We feel your pain, Augie.
Investors piled into Anheuser stock after it merged with InBev.
Anheuser’s admirers talk about cost cutting and brand strength — a remarkable collection of beers: Budweiser, Beck’s and Stella Artois are the international names: regionals like Bud Light in the U.S., Labatt in Canada and Hoegaarden in Flanders. (That’s an area of Belgium, not a character on The Simpsons.) Combine steady sales from those names with savings from the elimination of costs in St. Louis, where Busch managers were known for spending lavishly, and BUD’s bulls see a stream of ever-growing earnings per share ahead.

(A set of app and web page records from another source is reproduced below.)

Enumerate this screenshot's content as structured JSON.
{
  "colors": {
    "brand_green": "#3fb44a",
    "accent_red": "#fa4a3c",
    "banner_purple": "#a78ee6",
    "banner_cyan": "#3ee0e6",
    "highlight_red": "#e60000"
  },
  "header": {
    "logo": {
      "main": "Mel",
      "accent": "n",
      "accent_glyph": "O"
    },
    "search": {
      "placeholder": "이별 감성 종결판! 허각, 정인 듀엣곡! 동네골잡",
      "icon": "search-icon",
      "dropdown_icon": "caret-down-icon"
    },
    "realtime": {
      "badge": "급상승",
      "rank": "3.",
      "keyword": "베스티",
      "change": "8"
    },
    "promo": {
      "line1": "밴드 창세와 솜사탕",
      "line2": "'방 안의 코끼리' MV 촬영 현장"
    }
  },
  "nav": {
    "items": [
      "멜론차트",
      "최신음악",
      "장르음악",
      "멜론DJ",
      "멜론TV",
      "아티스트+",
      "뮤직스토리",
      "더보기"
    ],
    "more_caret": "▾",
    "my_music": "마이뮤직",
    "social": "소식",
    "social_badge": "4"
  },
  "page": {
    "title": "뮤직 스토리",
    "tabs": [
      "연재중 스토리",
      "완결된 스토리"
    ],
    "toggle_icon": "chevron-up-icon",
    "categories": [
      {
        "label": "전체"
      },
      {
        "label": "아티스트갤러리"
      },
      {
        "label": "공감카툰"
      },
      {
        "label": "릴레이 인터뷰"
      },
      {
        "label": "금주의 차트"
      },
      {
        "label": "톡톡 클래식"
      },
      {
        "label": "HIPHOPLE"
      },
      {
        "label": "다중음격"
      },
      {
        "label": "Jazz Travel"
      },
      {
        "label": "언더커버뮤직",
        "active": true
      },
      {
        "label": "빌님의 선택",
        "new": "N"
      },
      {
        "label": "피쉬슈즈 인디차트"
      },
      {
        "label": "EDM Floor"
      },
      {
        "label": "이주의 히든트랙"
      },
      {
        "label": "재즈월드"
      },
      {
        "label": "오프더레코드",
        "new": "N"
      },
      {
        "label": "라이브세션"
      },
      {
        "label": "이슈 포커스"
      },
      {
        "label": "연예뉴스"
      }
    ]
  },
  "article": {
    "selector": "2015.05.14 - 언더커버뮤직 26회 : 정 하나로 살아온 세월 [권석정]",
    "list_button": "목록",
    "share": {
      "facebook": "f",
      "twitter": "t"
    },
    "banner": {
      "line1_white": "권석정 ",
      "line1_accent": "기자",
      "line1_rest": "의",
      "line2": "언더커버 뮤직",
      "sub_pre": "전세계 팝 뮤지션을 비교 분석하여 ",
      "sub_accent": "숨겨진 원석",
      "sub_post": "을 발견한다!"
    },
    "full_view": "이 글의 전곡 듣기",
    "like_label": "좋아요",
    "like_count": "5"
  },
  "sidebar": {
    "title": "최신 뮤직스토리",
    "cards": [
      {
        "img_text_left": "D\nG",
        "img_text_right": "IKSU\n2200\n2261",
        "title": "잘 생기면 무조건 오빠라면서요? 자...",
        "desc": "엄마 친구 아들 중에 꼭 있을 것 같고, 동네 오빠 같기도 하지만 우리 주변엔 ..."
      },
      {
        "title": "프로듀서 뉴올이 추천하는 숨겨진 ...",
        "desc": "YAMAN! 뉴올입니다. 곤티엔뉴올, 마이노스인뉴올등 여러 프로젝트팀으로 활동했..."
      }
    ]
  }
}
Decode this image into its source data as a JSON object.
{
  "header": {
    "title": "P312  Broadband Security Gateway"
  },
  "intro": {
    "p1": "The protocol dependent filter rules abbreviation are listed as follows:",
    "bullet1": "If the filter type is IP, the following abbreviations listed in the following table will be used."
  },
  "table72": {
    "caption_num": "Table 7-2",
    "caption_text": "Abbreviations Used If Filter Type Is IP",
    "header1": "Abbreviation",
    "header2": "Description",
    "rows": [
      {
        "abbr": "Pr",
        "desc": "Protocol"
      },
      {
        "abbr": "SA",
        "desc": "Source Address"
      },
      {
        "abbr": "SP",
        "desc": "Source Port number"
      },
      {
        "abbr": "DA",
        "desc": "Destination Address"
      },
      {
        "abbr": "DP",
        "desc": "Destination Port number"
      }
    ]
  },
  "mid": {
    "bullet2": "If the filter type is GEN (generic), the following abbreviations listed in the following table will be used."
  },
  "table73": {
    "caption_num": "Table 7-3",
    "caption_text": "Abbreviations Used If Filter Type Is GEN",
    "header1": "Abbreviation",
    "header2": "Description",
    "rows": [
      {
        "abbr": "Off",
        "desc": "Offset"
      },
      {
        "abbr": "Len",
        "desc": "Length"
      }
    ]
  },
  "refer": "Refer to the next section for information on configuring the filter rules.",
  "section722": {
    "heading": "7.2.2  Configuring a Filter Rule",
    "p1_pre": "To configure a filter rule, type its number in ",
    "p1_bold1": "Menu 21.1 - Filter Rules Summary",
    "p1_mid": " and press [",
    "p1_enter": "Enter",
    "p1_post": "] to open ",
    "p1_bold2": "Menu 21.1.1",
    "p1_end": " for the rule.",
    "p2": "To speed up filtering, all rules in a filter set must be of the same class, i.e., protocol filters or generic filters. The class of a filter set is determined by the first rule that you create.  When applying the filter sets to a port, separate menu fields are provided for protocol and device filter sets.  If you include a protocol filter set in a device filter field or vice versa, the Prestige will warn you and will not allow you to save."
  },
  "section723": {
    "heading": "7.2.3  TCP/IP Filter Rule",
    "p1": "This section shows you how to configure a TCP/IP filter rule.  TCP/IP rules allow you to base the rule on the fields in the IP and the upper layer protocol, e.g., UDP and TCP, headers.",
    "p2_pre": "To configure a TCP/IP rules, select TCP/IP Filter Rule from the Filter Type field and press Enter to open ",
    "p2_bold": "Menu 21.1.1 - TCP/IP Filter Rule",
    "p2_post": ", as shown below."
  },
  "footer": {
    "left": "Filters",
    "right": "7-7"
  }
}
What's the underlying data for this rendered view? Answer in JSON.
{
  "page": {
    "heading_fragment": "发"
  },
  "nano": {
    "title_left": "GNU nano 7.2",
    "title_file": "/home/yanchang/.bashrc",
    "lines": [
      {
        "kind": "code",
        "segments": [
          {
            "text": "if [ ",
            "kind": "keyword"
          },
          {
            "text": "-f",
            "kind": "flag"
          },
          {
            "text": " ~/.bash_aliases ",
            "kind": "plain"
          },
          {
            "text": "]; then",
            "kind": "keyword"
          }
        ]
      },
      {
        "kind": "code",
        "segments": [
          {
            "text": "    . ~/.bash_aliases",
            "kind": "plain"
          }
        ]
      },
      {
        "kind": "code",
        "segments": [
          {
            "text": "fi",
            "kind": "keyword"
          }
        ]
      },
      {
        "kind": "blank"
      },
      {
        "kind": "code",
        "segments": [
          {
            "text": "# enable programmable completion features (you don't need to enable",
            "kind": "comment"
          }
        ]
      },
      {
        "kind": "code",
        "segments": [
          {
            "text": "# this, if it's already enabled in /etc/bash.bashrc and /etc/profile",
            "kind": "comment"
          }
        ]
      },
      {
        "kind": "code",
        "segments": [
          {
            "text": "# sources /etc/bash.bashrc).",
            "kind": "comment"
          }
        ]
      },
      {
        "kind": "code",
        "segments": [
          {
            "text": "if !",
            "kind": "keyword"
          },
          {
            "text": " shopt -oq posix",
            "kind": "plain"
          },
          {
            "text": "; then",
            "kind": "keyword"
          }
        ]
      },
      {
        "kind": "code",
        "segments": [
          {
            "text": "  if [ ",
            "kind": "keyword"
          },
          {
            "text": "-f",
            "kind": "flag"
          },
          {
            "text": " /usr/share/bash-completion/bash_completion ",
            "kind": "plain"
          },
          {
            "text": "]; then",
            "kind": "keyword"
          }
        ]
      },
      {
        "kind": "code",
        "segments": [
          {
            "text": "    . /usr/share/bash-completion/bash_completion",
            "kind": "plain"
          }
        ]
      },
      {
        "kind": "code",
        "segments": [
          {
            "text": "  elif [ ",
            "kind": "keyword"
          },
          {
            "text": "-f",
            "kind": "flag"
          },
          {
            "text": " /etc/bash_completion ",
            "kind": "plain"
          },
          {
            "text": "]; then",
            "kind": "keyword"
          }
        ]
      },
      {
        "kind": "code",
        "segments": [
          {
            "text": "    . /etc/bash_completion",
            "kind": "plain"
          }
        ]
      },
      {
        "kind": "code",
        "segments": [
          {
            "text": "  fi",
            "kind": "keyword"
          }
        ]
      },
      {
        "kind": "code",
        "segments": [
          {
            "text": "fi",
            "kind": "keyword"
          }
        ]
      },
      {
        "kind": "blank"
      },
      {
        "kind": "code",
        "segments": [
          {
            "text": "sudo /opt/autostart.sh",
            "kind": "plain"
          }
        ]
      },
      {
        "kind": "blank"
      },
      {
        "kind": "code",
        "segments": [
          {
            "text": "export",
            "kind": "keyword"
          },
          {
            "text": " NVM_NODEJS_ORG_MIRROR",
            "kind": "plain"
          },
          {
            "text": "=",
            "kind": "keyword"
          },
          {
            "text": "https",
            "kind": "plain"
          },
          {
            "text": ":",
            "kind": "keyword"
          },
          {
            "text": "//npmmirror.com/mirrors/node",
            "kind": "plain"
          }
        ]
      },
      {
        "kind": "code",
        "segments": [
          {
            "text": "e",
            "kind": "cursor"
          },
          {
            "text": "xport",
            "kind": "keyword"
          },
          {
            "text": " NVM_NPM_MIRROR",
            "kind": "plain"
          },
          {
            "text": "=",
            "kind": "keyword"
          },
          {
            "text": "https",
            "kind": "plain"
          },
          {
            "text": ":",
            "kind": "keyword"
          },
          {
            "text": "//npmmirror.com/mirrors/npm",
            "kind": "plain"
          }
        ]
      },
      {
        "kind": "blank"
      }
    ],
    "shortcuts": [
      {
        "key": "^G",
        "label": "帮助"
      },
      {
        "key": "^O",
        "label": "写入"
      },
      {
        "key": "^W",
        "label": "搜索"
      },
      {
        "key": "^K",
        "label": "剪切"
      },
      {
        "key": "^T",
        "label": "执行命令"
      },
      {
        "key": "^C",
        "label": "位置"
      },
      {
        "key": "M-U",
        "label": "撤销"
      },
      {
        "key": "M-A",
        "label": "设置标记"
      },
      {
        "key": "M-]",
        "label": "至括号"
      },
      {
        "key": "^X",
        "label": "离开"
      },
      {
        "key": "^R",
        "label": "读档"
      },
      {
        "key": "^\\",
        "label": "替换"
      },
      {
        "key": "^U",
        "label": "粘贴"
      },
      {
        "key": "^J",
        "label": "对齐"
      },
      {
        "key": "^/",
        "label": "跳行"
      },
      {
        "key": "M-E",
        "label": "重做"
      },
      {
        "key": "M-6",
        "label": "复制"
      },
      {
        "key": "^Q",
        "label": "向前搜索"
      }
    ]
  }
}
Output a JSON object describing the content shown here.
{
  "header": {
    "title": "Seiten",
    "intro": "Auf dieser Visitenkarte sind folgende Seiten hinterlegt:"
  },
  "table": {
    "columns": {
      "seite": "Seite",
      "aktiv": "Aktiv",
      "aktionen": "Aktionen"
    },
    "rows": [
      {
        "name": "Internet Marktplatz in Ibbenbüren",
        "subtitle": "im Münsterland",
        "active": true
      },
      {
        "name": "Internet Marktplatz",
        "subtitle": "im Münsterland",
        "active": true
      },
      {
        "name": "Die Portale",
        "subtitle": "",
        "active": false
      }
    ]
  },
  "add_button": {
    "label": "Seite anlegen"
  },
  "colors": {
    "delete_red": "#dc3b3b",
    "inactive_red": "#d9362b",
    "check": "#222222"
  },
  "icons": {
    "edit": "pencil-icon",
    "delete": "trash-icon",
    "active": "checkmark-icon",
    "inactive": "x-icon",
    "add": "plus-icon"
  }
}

Perhaps. BUD earned an estimated $3.14 a share last year. It’s expected to earn $3.77 a share in 2011. At a recent $56, BUD shares trade at around 18 times the 2010 estimate and 21 times trailing EPS.
Not as cheap as Molson Coors (TAP), which missed earnings repeatedly and now trades at 10.9 times trailing EPS.
Nor as cheap as U.S. wine and beer giant Constellation Brands (STZ).
Yet BUD looks like a bargain compared to a Boston Beer Co. (SAM) — the Southwest Airlines of this sector – which brews the beloved Sam Adams line. Its shares are trading at 28.5 times trailing EPS.
So, BUD’s defender’s say, for predictable earnings, long-term growth and sober management, bet on the bigger company. Molson Coors and Constellation, they warn, are cheap but unpredictable. Boston Beer, though fast-growing, is wildly expensive.
Wrong. Budweiser is far more expensive than Boston Beer. How so? Think debt.
The big brewers carry debt-to-enterprise values of 39% (Molson Coors), 47% (Anheuser) and 57% (Constellation). Boston’s Jim Koch, meanwhile, inherited a Depression-era attitude towards debt. His liabilities (minus cash and equivalents) are just 11% of his company’s enterprise value.
The enormous differences in debt levels make the comparison between price-earnings ratios not so meaningful. Better to turn to enterprise multiple — enterprise value divided by 12-month trailing operating profits (earnings before interest, taxes, depreciation and amortization).
Anheuser’s enterprise multiple is far higher: 16 times versus 12 for Boston Beer. (Molson’s enterprise multiple is 14; Constellation’s 23.)
And there you have your red flag.
Growing companies like Boston Beer rarely trade at lower enterprise multiples than their slow-growth peers. Such gaps tend to be short-lived. Over time Boston’s enterprise multiple will come into line with Anheuser’s. But will they converge on a ratio of 12 or 16? For Anheuser’s enterprise multiple to correct to 12, its stock price would have to fall roughly 45%. For Boston Beer’s enterprise multiple to rise to 16, its share price would have to leap to 38%.
What’s more likely? The first, probably. Most stocks in the S&P 500 are cheaper than Anheuser’s, so it’s vulnerable. If Bud misses earnings, investors will punish it the way they did Molson.
No stomach for BUD? We’re with you.
Disclosure: No position